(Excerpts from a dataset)
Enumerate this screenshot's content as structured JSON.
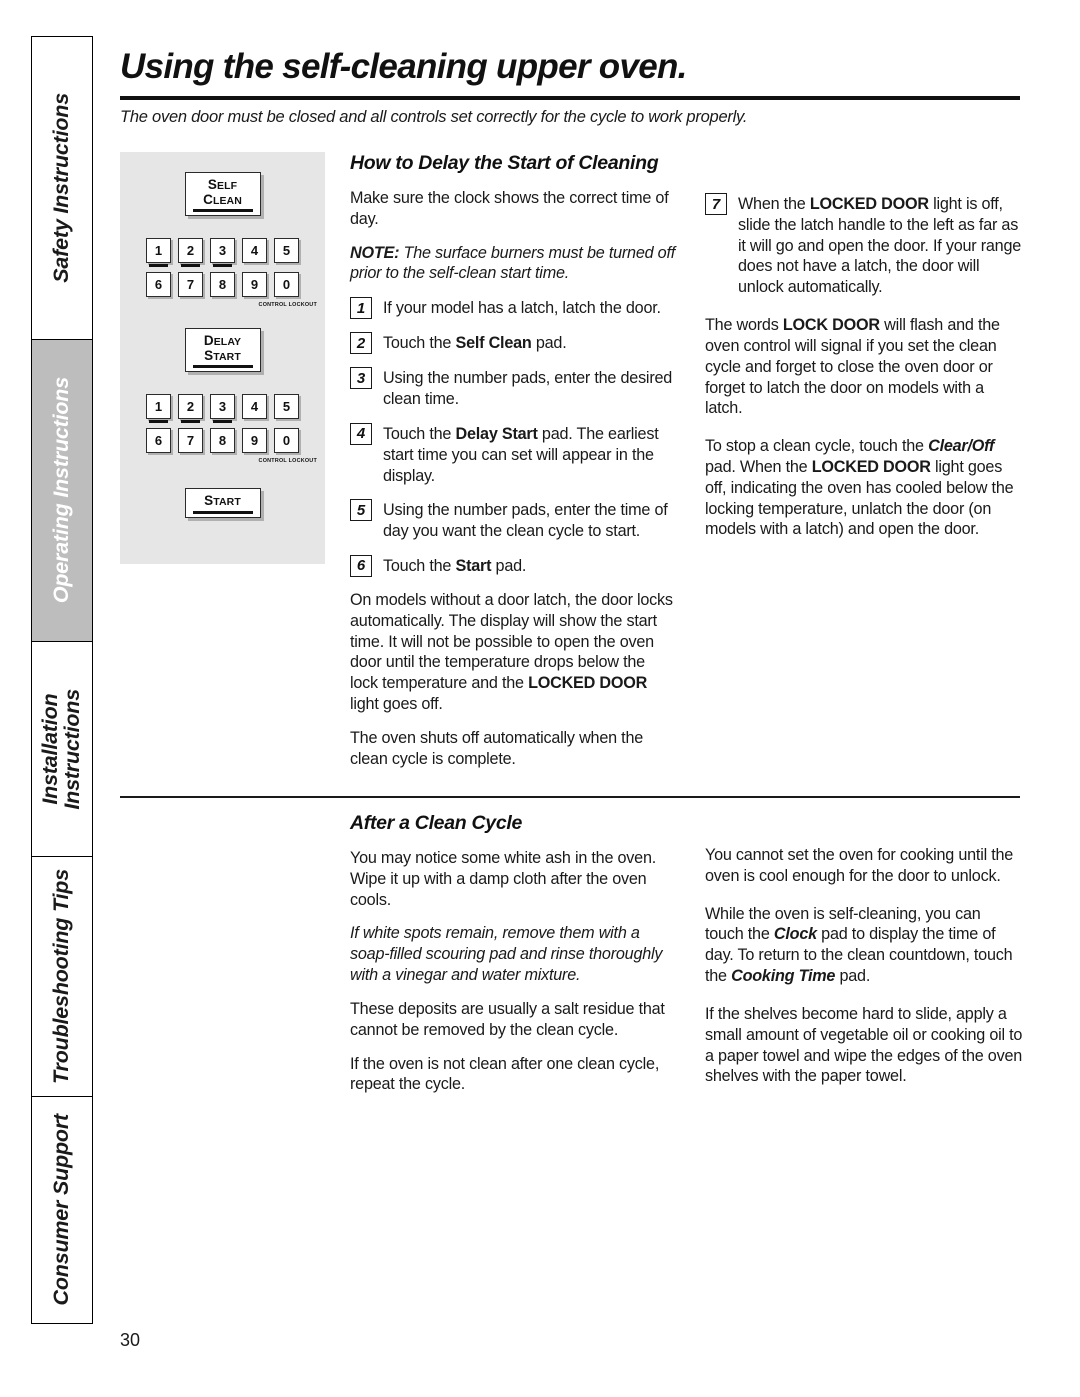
{
  "sidebar": {
    "tabs": [
      {
        "label": "Safety Instructions",
        "active": false,
        "flex": 24
      },
      {
        "label": "Operating Instructions",
        "active": true,
        "flex": 24
      },
      {
        "label": "Installation\nInstructions",
        "active": false,
        "flex": 17
      },
      {
        "label": "Troubleshooting Tips",
        "active": false,
        "flex": 19
      },
      {
        "label": "Consumer Support",
        "active": false,
        "flex": 18
      }
    ]
  },
  "header": {
    "title": "Using the self-cleaning upper oven.",
    "subtitle": "The oven door must be closed and all controls set correctly for the cycle to work properly."
  },
  "diagram": {
    "self_clean_line1": "S",
    "self_clean_line1_rest": "ELF",
    "self_clean_line2": "C",
    "self_clean_line2_rest": "LEAN",
    "delay_start_line1": "D",
    "delay_start_line1_rest": "ELAY",
    "delay_start_line2": "S",
    "delay_start_line2_rest": "TART",
    "start_cap": "S",
    "start_rest": "TART",
    "keys_row1": [
      "1",
      "2",
      "3",
      "4",
      "5"
    ],
    "keys_row2": [
      "6",
      "7",
      "8",
      "9",
      "0"
    ],
    "lockout_label": "CONTROL LOCKOUT"
  },
  "section_delay": {
    "heading": "How to Delay the Start of Cleaning",
    "intro": "Make sure the clock shows the correct time of day.",
    "note_label": "NOTE:",
    "note_text": " The surface burners must be turned off prior to the self-clean start time.",
    "steps": [
      {
        "num": "1",
        "text": "If your model has a latch, latch the door."
      },
      {
        "num": "2",
        "text": "Touch the ",
        "bold": "Self Clean",
        "tail": " pad."
      },
      {
        "num": "3",
        "text": "Using the number pads, enter the desired clean time."
      },
      {
        "num": "4",
        "text": "Touch the ",
        "bold": "Delay Start",
        "tail": " pad. The earliest start time you can set will appear in the display."
      },
      {
        "num": "5",
        "text": "Using the number pads, enter the time of day you want the clean cycle to start."
      },
      {
        "num": "6",
        "text": "Touch the ",
        "bold": "Start",
        "tail": " pad."
      }
    ],
    "after_steps_1a": "On models without a door latch, the door locks automatically. The display will show the start time. It will not be possible to open the oven door until the temperature drops below the lock temperature and the ",
    "after_steps_1b": "LOCKED DOOR",
    "after_steps_1c": " light goes off.",
    "after_steps_2": "The oven shuts off automatically when the clean cycle is complete.",
    "step7": {
      "num": "7",
      "pre": "When the ",
      "bold": "LOCKED DOOR",
      "post": " light is off, slide the latch handle to the left as far as it will go and open the door. If your range does not have a latch, the door will unlock automatically."
    },
    "right_para_1a": "The words ",
    "right_para_1b": "LOCK DOOR",
    "right_para_1c": " will flash and the oven control will signal if you set the clean cycle and forget to close the oven door or forget to latch the door on models with a latch.",
    "right_para_2a": "To stop a clean cycle, touch the ",
    "right_para_2b": "Clear/Off",
    "right_para_2c": " pad. When the ",
    "right_para_2d": "LOCKED DOOR",
    "right_para_2e": " light goes off, indicating the oven has cooled below the locking temperature, unlatch the door (on models with a latch) and open the door."
  },
  "section_after": {
    "heading": "After a Clean Cycle",
    "left_p1": "You may notice some white ash in the oven. Wipe it up with a damp cloth after the oven cools.",
    "left_p2": "If white spots remain, remove them with a soap-filled scouring pad and rinse thoroughly with a vinegar and water mixture.",
    "left_p3": "These deposits are usually a salt residue that cannot be removed by the clean cycle.",
    "left_p4": "If the oven is not clean after one clean cycle, repeat the cycle.",
    "right_p1": "You cannot set the oven for cooking until the oven is cool enough for the door to unlock.",
    "right_p2a": "While the oven is self-cleaning, you can touch the ",
    "right_p2b": "Clock",
    "right_p2c": " pad to display the time of day. To return to the clean countdown, touch the ",
    "right_p2d": "Cooking Time",
    "right_p2e": " pad.",
    "right_p3": "If the shelves become hard to slide, apply a small amount of vegetable oil or cooking oil to a paper towel and wipe the edges of the oven shelves with the paper towel."
  },
  "footer": {
    "page_number": "30"
  }
}
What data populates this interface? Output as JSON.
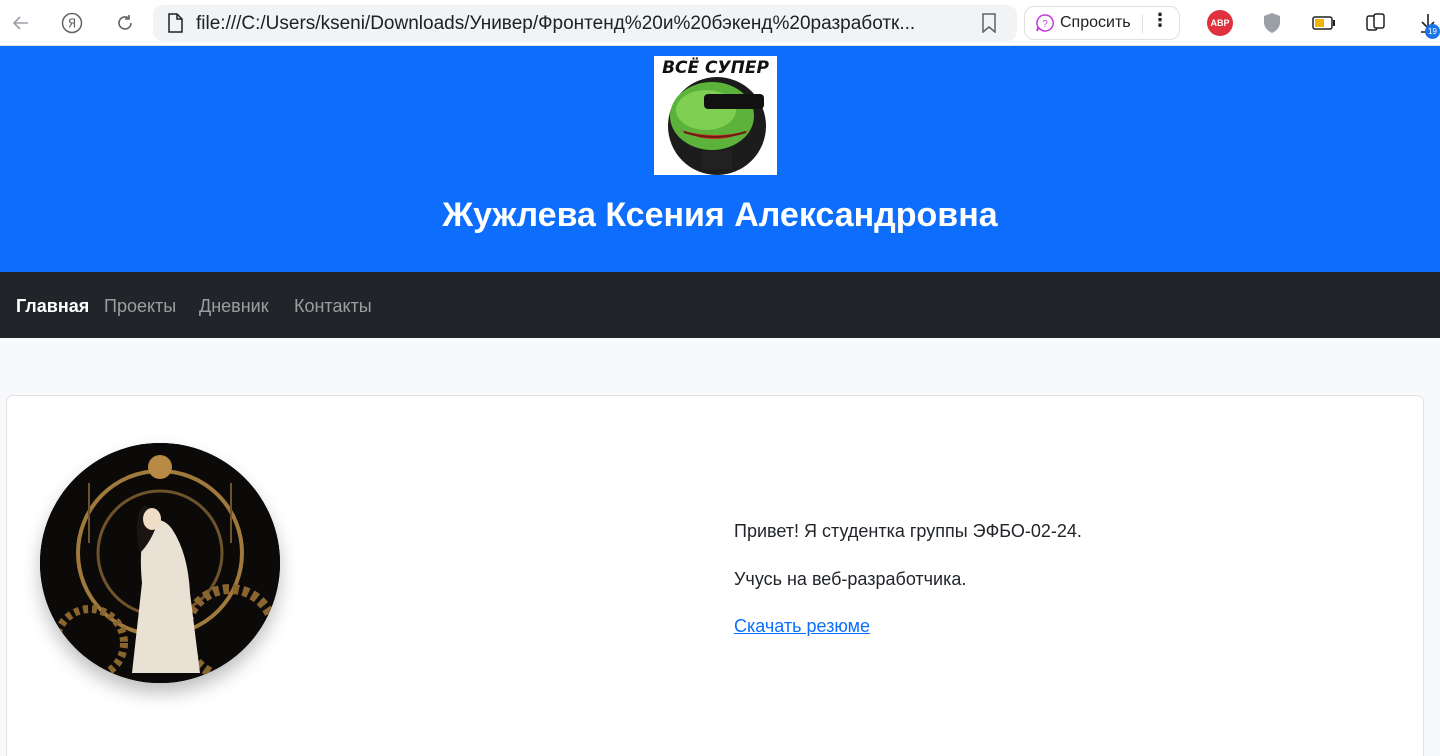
{
  "browser": {
    "url": "file:///C:/Users/kseni/Downloads/Универ/Фронтенд%20и%20бэкенд%20разработк...",
    "ask_label": "Спросить",
    "abp_label": "ABP",
    "downloads_count": "19"
  },
  "header": {
    "logo_text": "ВСЁ СУПЕР",
    "title": "Жужлева Ксения Александровна",
    "background": "#0d6efd"
  },
  "nav": {
    "items": [
      {
        "label": "Главная",
        "active": true
      },
      {
        "label": "Проекты",
        "active": false
      },
      {
        "label": "Дневник",
        "active": false
      },
      {
        "label": "Контакты",
        "active": false
      }
    ]
  },
  "main": {
    "greeting": "Привет! Я студентка группы ЭФБО-02-24.",
    "about": "Учусь на веб-разработчика.",
    "resume_link": "Скачать резюме"
  },
  "icons": [
    "back-arrow-icon",
    "yandex-icon",
    "reload-icon",
    "page-icon",
    "bookmark-icon",
    "alice-icon",
    "more-icon",
    "adblock-icon",
    "shield-icon",
    "battery-icon",
    "collections-icon",
    "download-icon"
  ]
}
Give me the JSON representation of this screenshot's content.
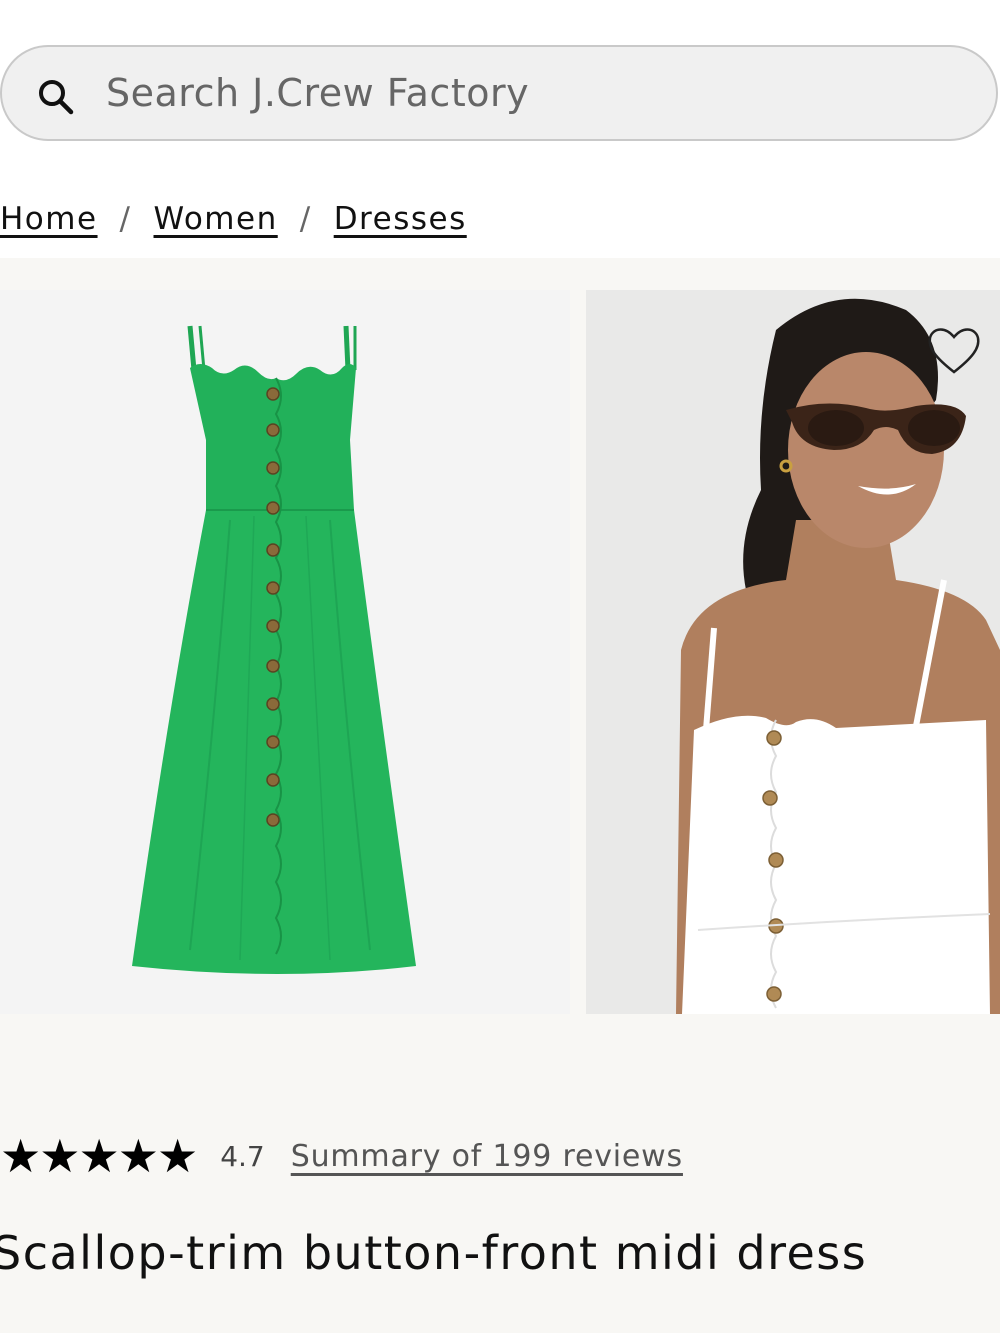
{
  "search": {
    "placeholder": "Search J.Crew Factory",
    "icon": "search-icon"
  },
  "breadcrumb": {
    "items": [
      "Home",
      "Women",
      "Dresses"
    ],
    "separator": "/"
  },
  "gallery": {
    "images": [
      {
        "description_icon": "green-dress-product-image",
        "dress_color": "#22b15a"
      },
      {
        "description_icon": "white-dress-model-image",
        "dress_color": "#ffffff"
      }
    ],
    "wishlist_icon": "heart-icon"
  },
  "product": {
    "stars": "★★★★★",
    "rating": "4.7",
    "reviews_link": "Summary of 199 reviews",
    "title": "Scallop-trim button-front midi dress"
  },
  "colors": {
    "page_bg": "#ffffff",
    "gallery_bg": "#f8f7f4",
    "search_bg": "#f0f0f0"
  }
}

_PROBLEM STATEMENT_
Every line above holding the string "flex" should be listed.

_RESULT OF THE TASK_
        "flex": 24
        "flex": 24
        "flex": 17
        "flex": 19
        "flex": 18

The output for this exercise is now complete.